Regular Expression                     Substitution

[sS][tT]\.?\s(\w+)\s[sS][tT]\.?               Saint \1 Street


[sS][tT]\.?\s(\w+)(?!\s[sS][tT]\.?)          Saint \1


[Tt][Vv][Ss] Tee Veez

And the one related to television will accept the three letters side by side in any combination of capitalization as it is written now.





"He that cannot forgive others breaks the bridge over which he must pass himself,” and we forget that only grace can break the cycle of ancient hatreds among peoples. (It is notable that while I have regretted not granting grace to others, I’ve never once regretted extending it.)" - Edward Herbert




           I am going to wait on answering this on the group until after I get a definitive answer as to whether JAWS supports regular expression syntax in pattern matching for match/substitute pairs.  If it does, then discussing how regular expressions work, at least to some extent, is on-topic because it's something a JAWS user might employ.  If JAWS support this, then it's entirely off-topic for this group, though I'd be happy to discuss it privately.

           There are lots of beginners guides to regular expressions available on the web and many of them will do a better job walking folks through than I might.  

           But, because I said this earlier I'll repeat it again on the assumption that JAWS does support regular expression matching, to solve the original questioner's problem one would use:
                                 GD-(\d{1,})      or , if you don't care whether either the G or D or both are upper or lower case:  [Gg][Dd]-(\d{1,}) 
as the pattern match and:
                                 Gee Dee \1
as the substitution.

All of the above presumes you do not want the dash pronounced.  If you did then the substitution would be:  Gee Dee Dash \1

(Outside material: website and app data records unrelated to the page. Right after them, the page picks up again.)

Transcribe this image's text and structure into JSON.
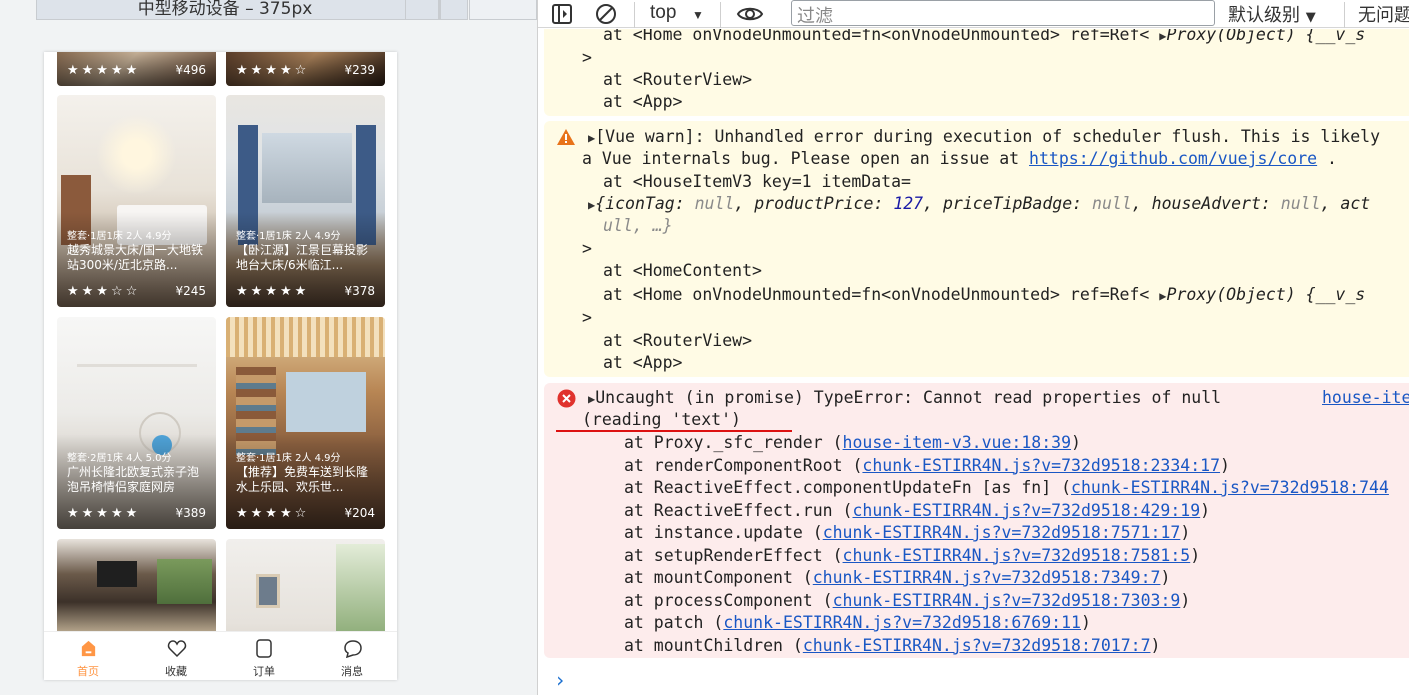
{
  "emulator": {
    "title": "中型移动设备 – 375px",
    "cards": [
      {
        "meta": "",
        "title": "",
        "stars": "★★★★★",
        "price": "¥496"
      },
      {
        "meta": "",
        "title": "",
        "stars": "★★★★☆",
        "price": "¥239"
      },
      {
        "meta": "整套·1居1床 2人 4.9分",
        "title": "越秀城景大床/国一大地铁站300米/近北京路...",
        "stars": "★★★☆☆",
        "price": "¥245"
      },
      {
        "meta": "整套·1居1床 2人 4.9分",
        "title": "【卧江源】江景巨幕投影地台大床/6米临江...",
        "stars": "★★★★★",
        "price": "¥378"
      },
      {
        "meta": "整套·2居1床 4人 5.0分",
        "title": "广州长隆北欧复式亲子泡泡吊椅情侣家庭网房",
        "stars": "★★★★★",
        "price": "¥389"
      },
      {
        "meta": "整套·1居1床 2人 4.9分",
        "title": "【推荐】免费车送到长隆水上乐园、欢乐世...",
        "stars": "★★★★☆",
        "price": "¥204"
      },
      {
        "meta": "",
        "title": "",
        "stars": "",
        "price": ""
      },
      {
        "meta": "",
        "title": "",
        "stars": "",
        "price": ""
      }
    ],
    "tabbar": [
      {
        "label": "首页",
        "icon": "home-icon",
        "active": true
      },
      {
        "label": "收藏",
        "icon": "heart-icon",
        "active": false
      },
      {
        "label": "订单",
        "icon": "order-icon",
        "active": false
      },
      {
        "label": "消息",
        "icon": "message-icon",
        "active": false
      }
    ]
  },
  "console": {
    "toolbar": {
      "context": "top",
      "filter_placeholder": "过滤",
      "level": "默认级别",
      "issues": "无问题"
    },
    "warn_prev": {
      "home_line": "at <Home onVnodeUnmounted=fn<onVnodeUnmounted> ref=Ref< ",
      "proxy": "Proxy(Object) {__v_s",
      "close": ">",
      "router": "at <RouterView>",
      "app": "at <App>"
    },
    "warn": {
      "line1": "[Vue warn]: Unhandled error during execution of scheduler flush. This is likely",
      "line2_prefix": "a Vue internals bug. Please open an issue at ",
      "link": "https://github.com/vuejs/core",
      "line2_suffix": " .",
      "house_item": "at <HouseItemV3 key=1 itemData=",
      "obj_key1": "iconTag",
      "obj_val1": "null",
      "obj_key2": "productPrice",
      "obj_val2": "127",
      "obj_key3": "priceTipBadge",
      "obj_val3": "null",
      "obj_key4": "houseAdvert",
      "obj_val4": "null",
      "obj_key5": "act",
      "obj_tail": "ull, …}",
      "close": ">",
      "home_content": "at <HomeContent>",
      "home_line": "at <Home onVnodeUnmounted=fn<onVnodeUnmounted> ref=Ref< ",
      "proxy": "Proxy(Object) {__v_s",
      "close2": ">",
      "router": "at <RouterView>",
      "app": "at <App>"
    },
    "error": {
      "line1": "Uncaught (in promise) TypeError: Cannot read properties of null",
      "source": "house-ite",
      "line2": "(reading 'text')",
      "stack": [
        {
          "prefix": "at Proxy._sfc_render (",
          "link": "house-item-v3.vue:18:39",
          "suffix": ")"
        },
        {
          "prefix": "at renderComponentRoot (",
          "link": "chunk-ESTIRR4N.js?v=732d9518:2334:17",
          "suffix": ")"
        },
        {
          "prefix": "at ReactiveEffect.componentUpdateFn [as fn] (",
          "link": "chunk-ESTIRR4N.js?v=732d9518:744",
          "suffix": ""
        },
        {
          "prefix": "at ReactiveEffect.run (",
          "link": "chunk-ESTIRR4N.js?v=732d9518:429:19",
          "suffix": ")"
        },
        {
          "prefix": "at instance.update (",
          "link": "chunk-ESTIRR4N.js?v=732d9518:7571:17",
          "suffix": ")"
        },
        {
          "prefix": "at setupRenderEffect (",
          "link": "chunk-ESTIRR4N.js?v=732d9518:7581:5",
          "suffix": ")"
        },
        {
          "prefix": "at mountComponent (",
          "link": "chunk-ESTIRR4N.js?v=732d9518:7349:7",
          "suffix": ")"
        },
        {
          "prefix": "at processComponent (",
          "link": "chunk-ESTIRR4N.js?v=732d9518:7303:9",
          "suffix": ")"
        },
        {
          "prefix": "at patch (",
          "link": "chunk-ESTIRR4N.js?v=732d9518:6769:11",
          "suffix": ")"
        },
        {
          "prefix": "at mountChildren (",
          "link": "chunk-ESTIRR4N.js?v=732d9518:7017:7",
          "suffix": ")"
        }
      ]
    },
    "prompt": "›"
  }
}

Brian - Windows 10 Pro, 64-Bit, Version 2004, Build 19041  

The purpose of education is not to validate ignorance but to overcome it.
       ~ Lawrence Krauss